KAMPEN, DR. NATALIE (TALLY) BOYMEL a pioneering feminist scholar and teacher of Roman Art History and Gender Studies, died on August 12, 2012 at home in Wakefield, Rhode Island. She was 68. Kampen taught graduate courses on the ancient world at Columbia University and undergraduate courses in feminist the-ory and gender studies at Barnard College, where she was the first faculty member to hold the endowed Barbara Novak chair in Art History and Women’s Studies, and became professor emerita in 2010. She was most recently a visiting professor of Roman Art and Architecture at the Joukowsky Institute for Archaeology and the Ancient World at Brown University and co-administrator of a Getty Foundation Grant sponsoring international study of the art and architecture of the Roman provinces. She was one of the world’s most notable experts on the history of the Roman provinces. Dr. Kampen was an internationally known teacher and scholar. She was a research fellow at Oxford University in 2000, received the Felix Neubergh Medal at the University of Gothenburg in 2004, and was a visiting professor of Art History at Jawaharlal Nehru University in New Delhi in 2010. As a senior scholar she was interested not only in promoting the careers of her Columbia students but of graduate students in Eastern Europe, South Asia and the Middle East. She was the author of Image and Status: Roman Working Women in Ostia (1981) and Family Fictions in Roman Art (2009), editor of Sexuality in Ancient Art (1996), and author of numerous articles and chapters in scholarly journals, encyclopedias, and books, including Art Journal, American Journal of Archaeology, Art Bulletin, and The Art of Citizens, Soldiers and Freedmen in the Roman World (2006), edited by Metrau and D’Ambra. Dr. Kampen was born on February 1, 1944 in Philadelphia, the daughter of Jules and Pauline (Friedman) Boymel. She was an enthusiastic supporter of left causes from the 1950s to the present, was an effective force in the development of feminist philosophy, and played a key role in the struggle for women’s rights. She raised generations of women’s consciousness. She received her BA and MA from the University of Pennsylvania in 1965 and 1967 and her Ph.D. from Brown University in 1976. She taught Art History at the University of Rhode Island between 1969 and 1988, where she helped to found one of the first Women’s Studies programs in New England and became a life-long patron of the Hera Gallery, a feminist artists’ collective in Wakefield, Rhode Island. She was an avid horseback rider and a lifelong owner of Labrador dogs. She was married to Michael Kampen from 1965 to 1969 and to John Dunnigan from 1978 to 1989. In all her pursuits, scholarly and otherwise, Tally’s generosity was extraordinary. She was famous as a beloved friend and colleague who nurtured lifelong friendships, forged groups of strangers into friends, and could change a person’s perspective on life after only an hour’s acquaintance in an airport.

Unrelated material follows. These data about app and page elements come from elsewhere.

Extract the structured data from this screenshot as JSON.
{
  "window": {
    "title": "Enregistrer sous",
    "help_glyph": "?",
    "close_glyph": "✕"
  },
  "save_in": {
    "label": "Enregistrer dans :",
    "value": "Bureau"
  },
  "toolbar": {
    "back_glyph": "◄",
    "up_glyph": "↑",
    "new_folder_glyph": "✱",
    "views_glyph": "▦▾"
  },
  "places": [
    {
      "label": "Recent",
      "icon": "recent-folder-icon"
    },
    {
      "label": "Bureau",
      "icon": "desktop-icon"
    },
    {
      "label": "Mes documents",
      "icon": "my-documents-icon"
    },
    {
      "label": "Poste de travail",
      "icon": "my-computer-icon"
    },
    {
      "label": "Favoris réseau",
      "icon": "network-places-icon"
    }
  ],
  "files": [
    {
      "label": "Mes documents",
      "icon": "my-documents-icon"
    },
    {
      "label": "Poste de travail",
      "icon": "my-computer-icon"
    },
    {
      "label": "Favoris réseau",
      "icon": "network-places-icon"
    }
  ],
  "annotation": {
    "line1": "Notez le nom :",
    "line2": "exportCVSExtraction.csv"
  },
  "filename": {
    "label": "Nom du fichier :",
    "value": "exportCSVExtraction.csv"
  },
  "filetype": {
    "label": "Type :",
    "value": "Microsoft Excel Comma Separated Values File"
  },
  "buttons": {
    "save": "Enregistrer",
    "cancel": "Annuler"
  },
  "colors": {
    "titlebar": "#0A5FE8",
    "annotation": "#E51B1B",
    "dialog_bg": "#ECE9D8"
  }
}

Even after the onset of her final illness, she led a group of younger scholars to Greece, determined to work with them while she was still able. Dr. Kampen is survived by her sister, Susan Boymel Udin, her brother-in-law David, and her niece and nephew Rachel and Michael Udin. A memorial service will be held at a later date. Contributions can be made in Dr. Kampen’s name to Rhode Island Community Food Bank, 200 Niantic Avenue, Providence, RI 02907. The family will be observing a week of Shiva at 33 Shadow Farm Way, Wakefield, RI 02879. Visitors will be welcome from 2-8 PM beginning August 13, 2012.

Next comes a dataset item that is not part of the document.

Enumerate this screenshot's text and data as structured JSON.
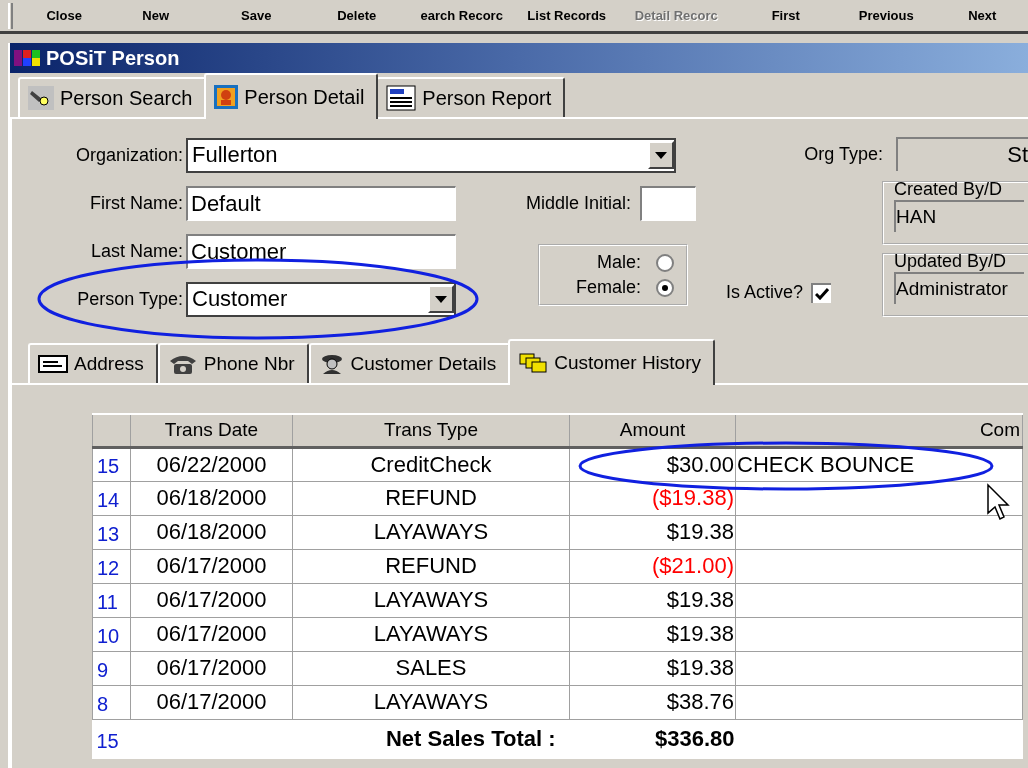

I came across this one a while ago but didn’t post it for some reason … it’s a bit shaky and seems to end abruptly, but we Classicists are used to that sort of thing:
History of the Ancient World: Human labor and harbor capacity at Rome.
[they've mixed up author and thesis advisor on this one]
American Philological Association: APA Blog : August Positions for Classicists and Archaeologists.
History of the Ancient World: The female body in Latin love poetry.
History of the Ancient World: Trophies and Tombstones: Commemorating the Roman Soldier.
Ovid’s Metamorphoses: Orpheus in Hades: Myth of death, death of myth.
Blogosphere ~ Frank Miller’s 300: Civilizational Exclusivism and the Spatialized Politics of Spectatorship.
History of the Ancient World: Frank Miller’s 300: Civilizational Exclusivism and the Spatialized Politics of Spectatorship..
History of the Ancient World: Teaching Thucydides: Athens, Sparta, and the Politics of History.
History of the Ancient World: The Great Jewish Revolt of 66 AD: Conflicts Within Conflicts.
About.com Ancient / Classical History: On This Day in Ancient History – Janus.